Source data below:
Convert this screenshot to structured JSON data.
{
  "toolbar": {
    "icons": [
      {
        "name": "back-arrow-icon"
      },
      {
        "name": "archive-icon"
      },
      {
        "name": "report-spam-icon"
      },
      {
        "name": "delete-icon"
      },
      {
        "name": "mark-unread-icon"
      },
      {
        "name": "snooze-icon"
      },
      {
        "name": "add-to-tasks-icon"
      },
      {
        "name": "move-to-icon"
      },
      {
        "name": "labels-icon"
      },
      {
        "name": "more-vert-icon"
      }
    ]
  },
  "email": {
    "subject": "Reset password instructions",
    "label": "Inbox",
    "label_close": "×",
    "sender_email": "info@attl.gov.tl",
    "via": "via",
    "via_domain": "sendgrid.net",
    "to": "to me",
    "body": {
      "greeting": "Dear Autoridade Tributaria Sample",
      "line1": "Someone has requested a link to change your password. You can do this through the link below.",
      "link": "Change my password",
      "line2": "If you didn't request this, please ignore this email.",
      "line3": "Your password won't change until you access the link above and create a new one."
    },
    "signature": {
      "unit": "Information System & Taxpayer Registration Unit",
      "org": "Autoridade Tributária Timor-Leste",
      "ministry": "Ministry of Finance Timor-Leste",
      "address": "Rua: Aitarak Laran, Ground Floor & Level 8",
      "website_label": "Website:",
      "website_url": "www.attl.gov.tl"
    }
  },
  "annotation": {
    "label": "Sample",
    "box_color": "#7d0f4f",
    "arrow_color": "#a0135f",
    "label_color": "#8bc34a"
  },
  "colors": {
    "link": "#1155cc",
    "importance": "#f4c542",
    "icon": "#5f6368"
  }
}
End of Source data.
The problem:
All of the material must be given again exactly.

Exercise result:
Convert this screenshot to structured JSON data.
{
  "toolbar": {
    "icons": [
      {
        "name": "back-arrow-icon"
      },
      {
        "name": "archive-icon"
      },
      {
        "name": "report-spam-icon"
      },
      {
        "name": "delete-icon"
      },
      {
        "name": "mark-unread-icon"
      },
      {
        "name": "snooze-icon"
      },
      {
        "name": "add-to-tasks-icon"
      },
      {
        "name": "move-to-icon"
      },
      {
        "name": "labels-icon"
      },
      {
        "name": "more-vert-icon"
      }
    ]
  },
  "email": {
    "subject": "Reset password instructions",
    "label": "Inbox",
    "label_close": "×",
    "sender_email": "info@attl.gov.tl",
    "via": "via",
    "via_domain": "sendgrid.net",
    "to": "to me",
    "body": {
      "greeting": "Dear Autoridade Tributaria Sample",
      "line1": "Someone has requested a link to change your password. You can do this through the link below.",
      "link": "Change my password",
      "line2": "If you didn't request this, please ignore this email.",
      "line3": "Your password won't change until you access the link above and create a new one."
    },
    "signature": {
      "unit": "Information System & Taxpayer Registration Unit",
      "org": "Autoridade Tributária Timor-Leste",
      "ministry": "Ministry of Finance Timor-Leste",
      "address": "Rua: Aitarak Laran, Ground Floor & Level 8",
      "website_label": "Website:",
      "website_url": "www.attl.gov.tl"
    }
  },
  "annotation": {
    "label": "Sample",
    "box_color": "#7d0f4f",
    "arrow_color": "#a0135f",
    "label_color": "#8bc34a"
  },
  "colors": {
    "link": "#1155cc",
    "importance": "#f4c542",
    "icon": "#5f6368"
  }
}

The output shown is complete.